In a recent article in the industry journal, Workboat, Kirk Moore reports on a recent announcement by the California Air Resources Board (CARB) on the beginning of the process of modifying the state’s existing Commercial Harbor Craft Rule.
"Now in its implementation phase, the rule makes California the only state in the U.S. that requires most vessels with older engines — pre-dating the U.S. Environmental Protection Agency diesel emissions standards, or just meeting Tier 1 standards — to be repowered with newer Tier 2 or Tier 3 engines before the end of their economic lives."

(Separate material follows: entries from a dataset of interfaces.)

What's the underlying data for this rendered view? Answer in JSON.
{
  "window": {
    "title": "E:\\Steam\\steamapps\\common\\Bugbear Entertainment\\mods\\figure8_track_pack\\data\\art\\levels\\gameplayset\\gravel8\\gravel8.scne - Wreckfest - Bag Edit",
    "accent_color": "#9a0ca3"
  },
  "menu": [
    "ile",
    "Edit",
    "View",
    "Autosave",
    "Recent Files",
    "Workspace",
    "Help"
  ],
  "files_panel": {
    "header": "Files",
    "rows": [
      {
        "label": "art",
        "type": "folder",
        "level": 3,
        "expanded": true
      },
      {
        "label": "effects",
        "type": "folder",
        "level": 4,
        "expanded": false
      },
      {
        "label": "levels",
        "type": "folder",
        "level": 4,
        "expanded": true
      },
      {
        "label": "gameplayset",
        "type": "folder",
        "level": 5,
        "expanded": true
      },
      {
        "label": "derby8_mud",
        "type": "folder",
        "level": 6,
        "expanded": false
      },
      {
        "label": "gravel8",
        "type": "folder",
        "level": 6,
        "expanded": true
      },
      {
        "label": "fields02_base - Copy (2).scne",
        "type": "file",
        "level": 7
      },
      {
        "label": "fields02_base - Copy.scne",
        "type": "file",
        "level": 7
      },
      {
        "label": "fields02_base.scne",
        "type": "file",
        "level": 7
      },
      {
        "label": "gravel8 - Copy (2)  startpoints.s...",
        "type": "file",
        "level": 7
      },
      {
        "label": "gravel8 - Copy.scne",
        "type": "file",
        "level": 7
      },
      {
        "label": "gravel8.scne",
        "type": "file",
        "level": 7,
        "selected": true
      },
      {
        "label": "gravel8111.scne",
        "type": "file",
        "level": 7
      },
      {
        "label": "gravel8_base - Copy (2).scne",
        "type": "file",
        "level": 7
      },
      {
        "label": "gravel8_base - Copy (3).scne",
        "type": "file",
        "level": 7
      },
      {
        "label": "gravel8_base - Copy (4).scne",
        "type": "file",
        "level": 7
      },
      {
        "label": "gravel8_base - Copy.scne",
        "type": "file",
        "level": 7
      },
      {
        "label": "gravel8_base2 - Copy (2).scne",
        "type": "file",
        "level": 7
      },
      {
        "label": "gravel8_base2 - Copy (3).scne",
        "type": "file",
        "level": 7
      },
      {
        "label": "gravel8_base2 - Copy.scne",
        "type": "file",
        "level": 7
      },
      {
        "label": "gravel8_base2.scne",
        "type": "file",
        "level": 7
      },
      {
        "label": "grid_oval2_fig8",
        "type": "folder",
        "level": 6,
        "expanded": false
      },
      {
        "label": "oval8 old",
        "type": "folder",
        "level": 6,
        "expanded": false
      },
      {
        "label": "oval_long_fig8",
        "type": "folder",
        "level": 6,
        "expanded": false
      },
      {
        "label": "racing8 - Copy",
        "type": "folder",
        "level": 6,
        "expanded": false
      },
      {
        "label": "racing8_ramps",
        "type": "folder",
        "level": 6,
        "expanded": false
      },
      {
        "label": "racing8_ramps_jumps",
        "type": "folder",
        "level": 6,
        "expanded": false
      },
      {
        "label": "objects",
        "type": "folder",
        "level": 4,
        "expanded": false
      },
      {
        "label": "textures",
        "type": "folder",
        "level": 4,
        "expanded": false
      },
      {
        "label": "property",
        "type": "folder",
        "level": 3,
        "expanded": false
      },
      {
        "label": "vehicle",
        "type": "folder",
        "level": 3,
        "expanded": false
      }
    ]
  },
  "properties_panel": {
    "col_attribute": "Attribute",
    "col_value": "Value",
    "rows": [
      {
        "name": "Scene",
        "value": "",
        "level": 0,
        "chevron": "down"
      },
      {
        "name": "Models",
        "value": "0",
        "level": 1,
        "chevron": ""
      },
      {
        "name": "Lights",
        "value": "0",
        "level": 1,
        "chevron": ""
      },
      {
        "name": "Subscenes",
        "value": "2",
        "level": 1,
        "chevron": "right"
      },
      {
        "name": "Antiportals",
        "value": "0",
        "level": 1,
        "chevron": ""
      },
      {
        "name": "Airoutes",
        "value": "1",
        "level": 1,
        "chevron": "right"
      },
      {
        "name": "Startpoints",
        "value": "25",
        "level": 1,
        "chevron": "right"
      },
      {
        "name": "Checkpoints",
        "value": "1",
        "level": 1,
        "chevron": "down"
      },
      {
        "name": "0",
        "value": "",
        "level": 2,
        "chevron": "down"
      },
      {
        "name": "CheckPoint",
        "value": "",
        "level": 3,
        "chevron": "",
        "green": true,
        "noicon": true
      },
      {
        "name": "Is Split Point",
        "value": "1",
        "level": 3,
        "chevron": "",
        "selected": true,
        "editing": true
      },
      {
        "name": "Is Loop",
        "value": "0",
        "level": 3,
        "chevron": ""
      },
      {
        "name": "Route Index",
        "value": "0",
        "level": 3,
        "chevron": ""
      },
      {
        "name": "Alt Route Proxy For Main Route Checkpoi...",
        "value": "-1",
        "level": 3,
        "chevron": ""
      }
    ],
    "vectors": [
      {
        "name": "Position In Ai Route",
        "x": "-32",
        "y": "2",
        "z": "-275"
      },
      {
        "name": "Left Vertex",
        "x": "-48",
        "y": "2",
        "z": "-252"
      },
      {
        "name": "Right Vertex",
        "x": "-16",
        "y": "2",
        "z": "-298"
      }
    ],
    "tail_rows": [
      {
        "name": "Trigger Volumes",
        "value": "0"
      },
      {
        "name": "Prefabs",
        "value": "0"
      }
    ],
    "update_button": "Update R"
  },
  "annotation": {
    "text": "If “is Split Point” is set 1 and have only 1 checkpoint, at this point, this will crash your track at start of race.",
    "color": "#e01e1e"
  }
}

According to CARB's notice of rulemaking intent, the CARB staff contends commercial vessel operations in state waters “will continue to contribute a significant amount of diesel particulate matter risk after full implementation of the current regulation in 2023,”
This notice starts a fact-finding process which includes seeking input from the maritime industry and other stakeholders. CARB is proposing to complete that and have a rule proposal ready to present to board members in 2020. These efforts would bring more stringent requirements for tugboats and other freight-related vessels, and for passenger vessels including ferries and excursion boats. The CARB staff will also look at the feasibility of retrofitting existing vessels with Tier 4 propulsion, advanced emission control devices, hybrid power and alternative fuels.
A senator key to infrastructure and trucking policy negotiations on Capitol Hill has proposed modernizing the country’s transportation grid via green-centric initiatives.
Through a so-called green infrastructure package, Massachusetts Sen. Ed Markey (D), a member of the trucking and surface transportation panels, is calling on colleagues to reduce energy consumption, incorporate climate change science into transportation projects and expand the affordability and availability of electric and energy-efficient vehicles.
The senator also proposes investments in new energy-efficient schools, improvements in drinking water and reducing emissions at airports, ports and waterways.
Any deal on an infrastructure package must include measures to promote our clean-energy economy and mitigate the dangers posed by climate change.
California’s Air Resources Board fined a Chicago-based auto-parts dealer $294,000 in October for selling used filters, or DPFs, which are illegal in the state. That penalty follows a probe last year involving a repair shop in Fresno that was caught selling and installing illegal parts and sparked the ARB to investigate multiple other diesel repair shops in California’s Central Valley.
The Environmental Protection Agency began requiring new heavy-duty trucks to use DPFs in 2007. The filters can reduce particulate-matter emissions by as much as 90 percent.
A typical DPF installation costs $10,000 to $20,000 when purchased new. That’s one of the reasons why less costly used filters are becoming a problem for air regulators. Preowned filters often cost as little as $3,000 to $5,000, according to the Air Resources Board.
“We’re finding an increased number of fleets installing used DPFs,” said Heather Quiros, chief of the California ARB Diesel Programs Enforcement Branch.
Two of the nation’s largest fleets – Schneider (No. 8 on the CCJ Top 250) and Old Dominion Freight Line (No. 10) – have each settled with the U.S. Environmental Protection Agency to pay a combined $225,000 in penalties for violations of California Air Resources Board regulations.
According to EPA, the companies “failed to install particulate filters on some of their heavy-duty diesel trucks and failed to verify that trucks they hired for use in California complied with the state rule.” In addition to paying the fines, the companies will spend a combined $575,000 on air filtration systems at schools in the Los Angeles area.
California regulations require diesel trucks to meet 2010 engine emissions levels or use DPF systems to reduce emissions by 85 percent or more.